- **REQUIREMENT**: Using the data below, determine the number of lines that include the string "https". Write only that number.

Stored items from a collection:
════════
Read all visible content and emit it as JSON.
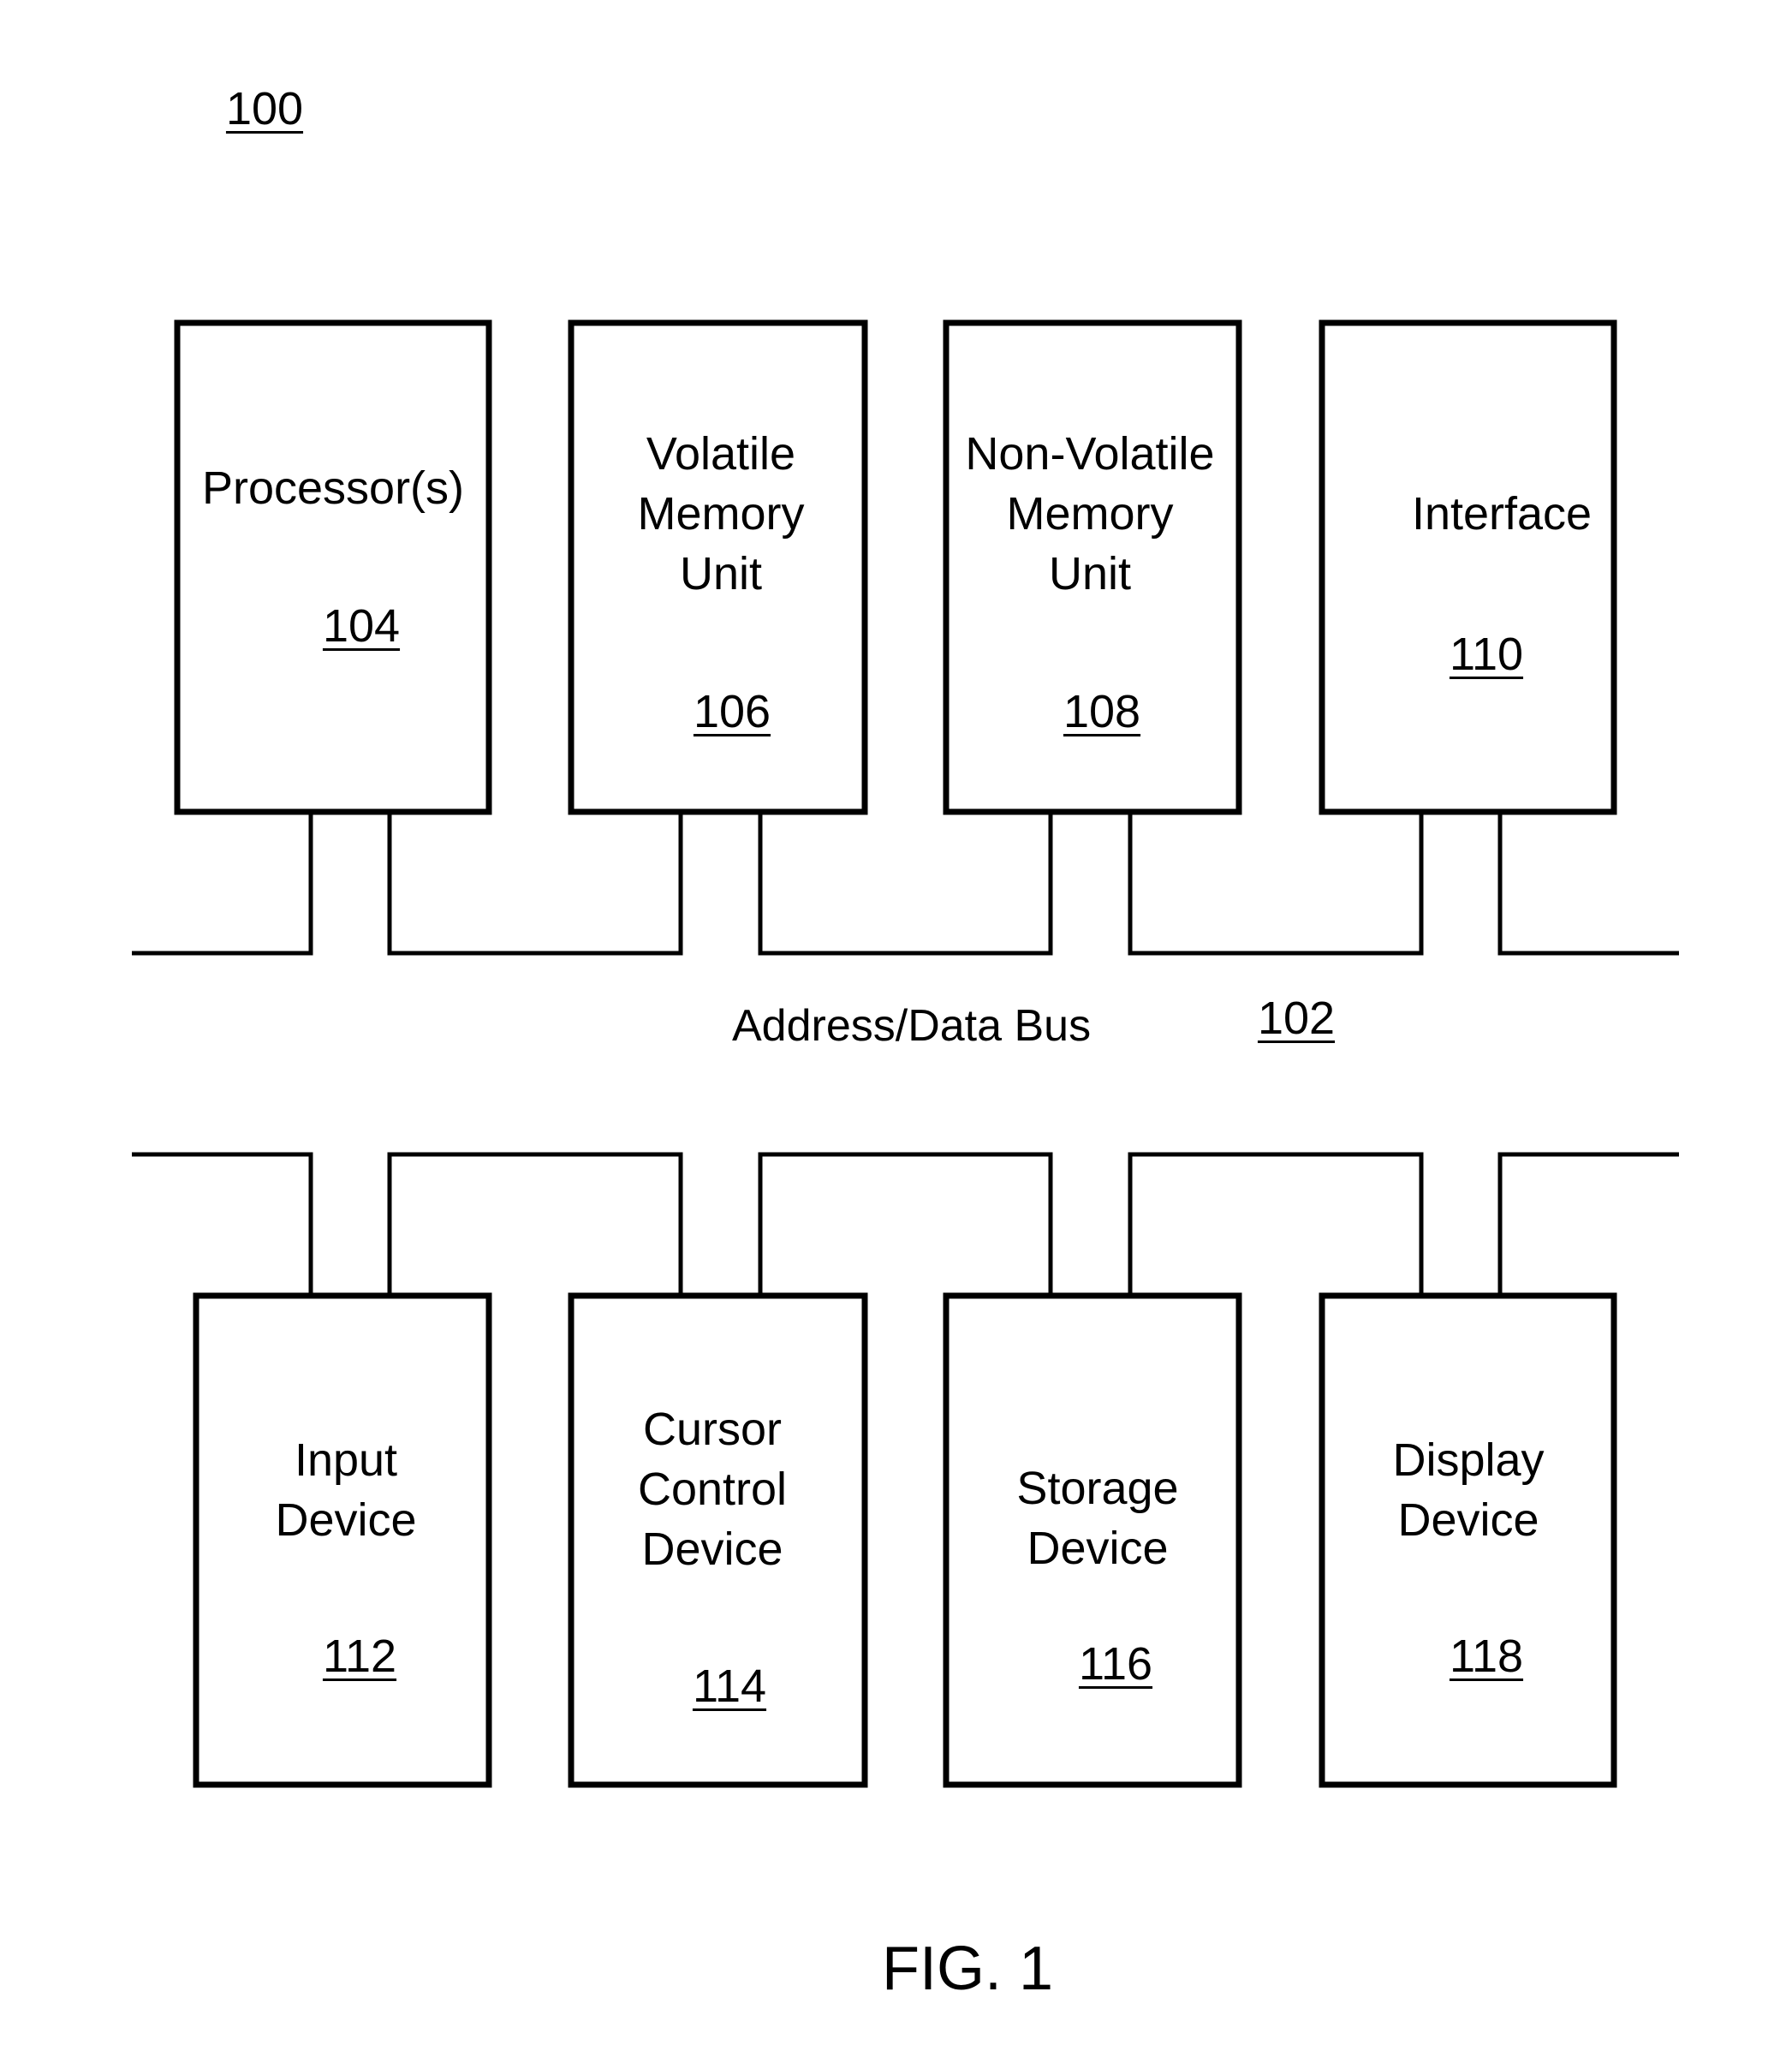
{
  "figure": {
    "ref": "100",
    "caption": "FIG. 1"
  },
  "bus": {
    "label": "Address/Data Bus",
    "ref": "102"
  },
  "top_components": [
    {
      "label": "Processor(s)",
      "ref": "104"
    },
    {
      "label": "Volatile\nMemory\nUnit",
      "ref": "106"
    },
    {
      "label": "Non-Volatile\nMemory\nUnit",
      "ref": "108"
    },
    {
      "label": "Interface",
      "ref": "110"
    }
  ],
  "bottom_components": [
    {
      "label": "Input\nDevice",
      "ref": "112"
    },
    {
      "label": "Cursor\nControl\nDevice",
      "ref": "114"
    },
    {
      "label": "Storage\nDevice",
      "ref": "116"
    },
    {
      "label": "Display\nDevice",
      "ref": "118"
    }
  ],
  "colors": {
    "line": "#000000",
    "background": "#ffffff"
  }
}
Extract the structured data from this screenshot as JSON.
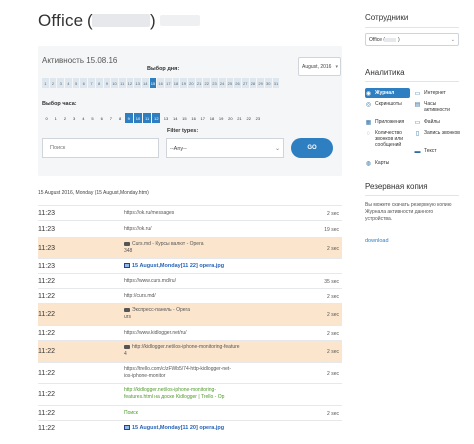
{
  "header": {
    "title": "Office",
    "paren_open": "(",
    "paren_close": ")"
  },
  "filters": {
    "activity_date": "Активность 15.08.16",
    "day_label": "Выбор дня:",
    "month_value": "August, 2016",
    "days": [
      "1",
      "2",
      "3",
      "4",
      "5",
      "6",
      "7",
      "8",
      "9",
      "10",
      "11",
      "12",
      "13",
      "14",
      "15",
      "16",
      "17",
      "18",
      "19",
      "20",
      "21",
      "22",
      "23",
      "24",
      "25",
      "26",
      "27",
      "28",
      "29",
      "30",
      "31"
    ],
    "selected_day": "15",
    "hour_label": "Выбор часа:",
    "hours": [
      "0",
      "1",
      "2",
      "3",
      "4",
      "5",
      "6",
      "7",
      "8",
      "9",
      "10",
      "11",
      "12",
      "13",
      "14",
      "15",
      "16",
      "17",
      "18",
      "19",
      "20",
      "21",
      "22",
      "23"
    ],
    "selected_hours": [
      "9",
      "10",
      "11",
      "12"
    ],
    "filter_types_label": "Filter types:",
    "search_placeholder": "Поиск",
    "type_value": "--Any--",
    "go_label": "GO"
  },
  "log": {
    "header": "15 August 2016, Monday (15 August,Monday.htm)",
    "rows": [
      {
        "time": "11:23",
        "text": "https://ok.ru/messages",
        "dur": "2 sec",
        "kind": "url",
        "hl": false
      },
      {
        "time": "11:23",
        "text": "https://ok.ru/",
        "dur": "19 sec",
        "kind": "url",
        "hl": false
      },
      {
        "time": "11:23",
        "text": "Curs.md - Курсы валют - Opera",
        "text2": "348",
        "dur": "2 sec",
        "kind": "app",
        "hl": true
      },
      {
        "time": "11:23",
        "text": "15 August,Monday[11 22] opera.jpg",
        "dur": "",
        "kind": "shot",
        "hl": false
      },
      {
        "time": "11:22",
        "text": "https://www.curs.md/ru/",
        "dur": "35 sec",
        "kind": "url",
        "hl": false
      },
      {
        "time": "11:22",
        "text": "http://curs.md/",
        "dur": "2 sec",
        "kind": "url",
        "hl": false
      },
      {
        "time": "11:22",
        "text": "Экспресс-панель - Opera",
        "text2": "urs",
        "dur": "2 sec",
        "kind": "app",
        "hl": true
      },
      {
        "time": "11:22",
        "text": "https://www.kidlogger.net/ru/",
        "dur": "2 sec",
        "kind": "url",
        "hl": false
      },
      {
        "time": "11:22",
        "text": "http://kidlogger.net/ios-iphone-monitoring-feature",
        "text2": "4",
        "dur": "2 sec",
        "kind": "app",
        "hl": true
      },
      {
        "time": "11:22",
        "text": "https://trello.com/c/zFWb5/74-http-kidlogger-net-",
        "text2": "ios-iphone-monitor",
        "dur": "2 sec",
        "kind": "url",
        "hl": false
      },
      {
        "time": "11:22",
        "text": "http://kidlogger.net/ios-iphone-monitoring-",
        "text2": "features.html на доске Kidlogger | Trello - Op",
        "dur": "",
        "kind": "green",
        "hl": false
      },
      {
        "time": "11:22",
        "text": "Поиск",
        "dur": "2 sec",
        "kind": "green",
        "hl": false
      },
      {
        "time": "11:22",
        "text": "15 August,Monday[11 20] opera.jpg",
        "dur": "",
        "kind": "shot",
        "hl": false
      }
    ]
  },
  "sidebar": {
    "employees_heading": "Сотрудники",
    "employee_value": "Office (",
    "employee_value_end": ")",
    "analytics_heading": "Аналитика",
    "nav": [
      {
        "label": "Журнал",
        "icon": "journal-icon",
        "glyph": "◉",
        "active": true
      },
      {
        "label": "Интернет",
        "icon": "monitor-icon",
        "glyph": "▭",
        "active": false
      },
      {
        "label": "Скриншоты",
        "icon": "screenshot-icon",
        "glyph": "◎",
        "active": false
      },
      {
        "label": "Часы активности",
        "icon": "clock-icon",
        "glyph": "▤",
        "active": false
      },
      {
        "label": "Приложения",
        "icon": "apps-icon",
        "glyph": "▦",
        "active": false
      },
      {
        "label": "Файлы",
        "icon": "files-icon",
        "glyph": "▭",
        "active": false
      },
      {
        "label": "Количество звонков или сообщений",
        "icon": "chat-icon",
        "glyph": "◌",
        "active": false
      },
      {
        "label": "Запись звонков",
        "icon": "phone-icon",
        "glyph": "▯",
        "active": false
      },
      {
        "label": "Текст",
        "icon": "text-icon",
        "glyph": "▬",
        "active": false
      },
      {
        "label": "Карты",
        "icon": "map-pin-icon",
        "glyph": "◍",
        "active": false
      }
    ],
    "backup_heading": "Резервная копия",
    "backup_text": "Вы можете скачать резервную копию Журнала активности данного устройства.",
    "download_label": "download"
  }
}
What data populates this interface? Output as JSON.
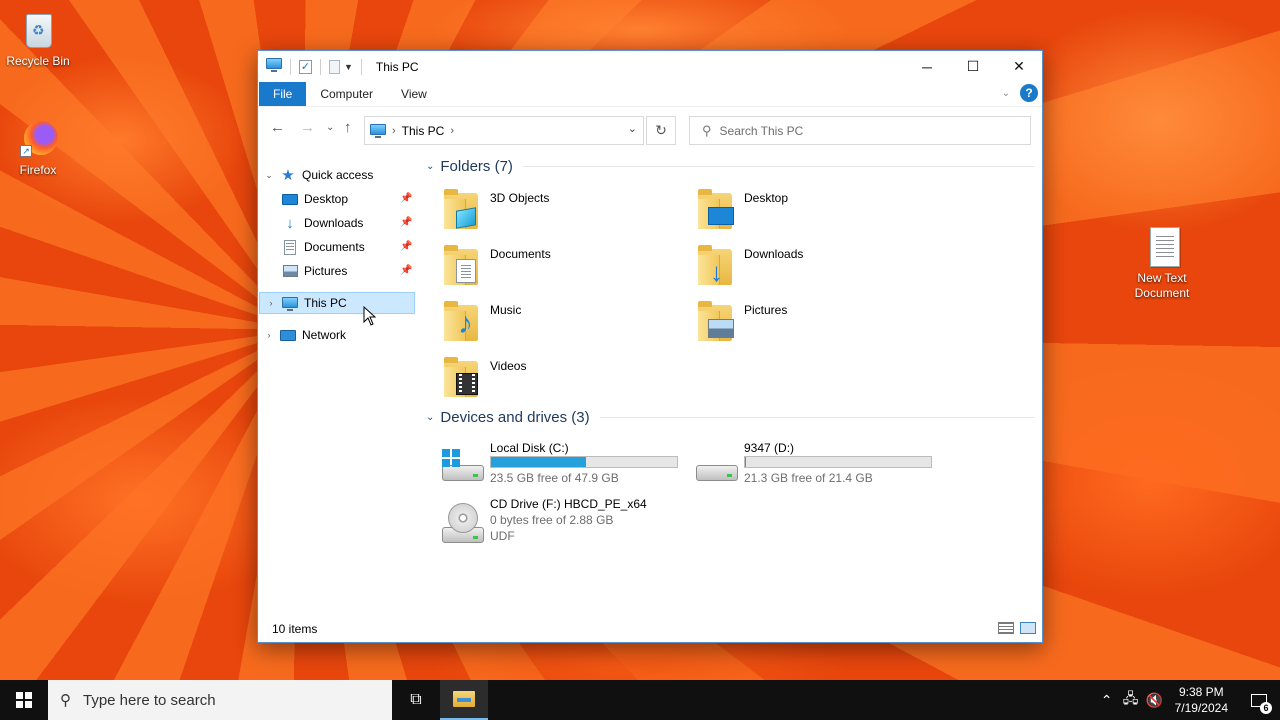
{
  "desktop": {
    "icons": [
      {
        "label": "Recycle Bin",
        "icon": "recycle-bin-icon"
      },
      {
        "label": "Firefox",
        "icon": "firefox-icon"
      },
      {
        "label": "New Text Document",
        "icon": "text-document-icon"
      }
    ]
  },
  "window": {
    "title": "This PC",
    "ribbon_tabs": [
      "File",
      "Computer",
      "View"
    ],
    "address": {
      "crumb": "This PC"
    },
    "search": {
      "placeholder": "Search This PC"
    },
    "sidebar": {
      "quick_access": "Quick access",
      "quick_items": [
        "Desktop",
        "Downloads",
        "Documents",
        "Pictures"
      ],
      "this_pc": "This PC",
      "network": "Network"
    },
    "folders": {
      "header": "Folders (7)",
      "items": [
        "3D Objects",
        "Desktop",
        "Documents",
        "Downloads",
        "Music",
        "Pictures",
        "Videos"
      ]
    },
    "drives": {
      "header": "Devices and drives (3)",
      "items": [
        {
          "name": "Local Disk (C:)",
          "free": "23.5 GB free of 47.9 GB",
          "used_fraction": 0.51
        },
        {
          "name": "9347 (D:)",
          "free": "21.3 GB free of 21.4 GB",
          "used_fraction": 0.005
        },
        {
          "name": "CD Drive (F:) HBCD_PE_x64",
          "free": "0 bytes free of 2.88 GB",
          "fs": "UDF"
        }
      ]
    },
    "status": "10 items"
  },
  "taskbar": {
    "search_placeholder": "Type here to search",
    "time": "9:38 PM",
    "date": "7/19/2024",
    "notification_count": "6"
  },
  "colors": {
    "accent": "#1979ca",
    "selection": "#cce8ff",
    "drive_bar": "#26a0da",
    "group_header": "#1e395b"
  }
}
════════
- **TASK OUTPUT**: 5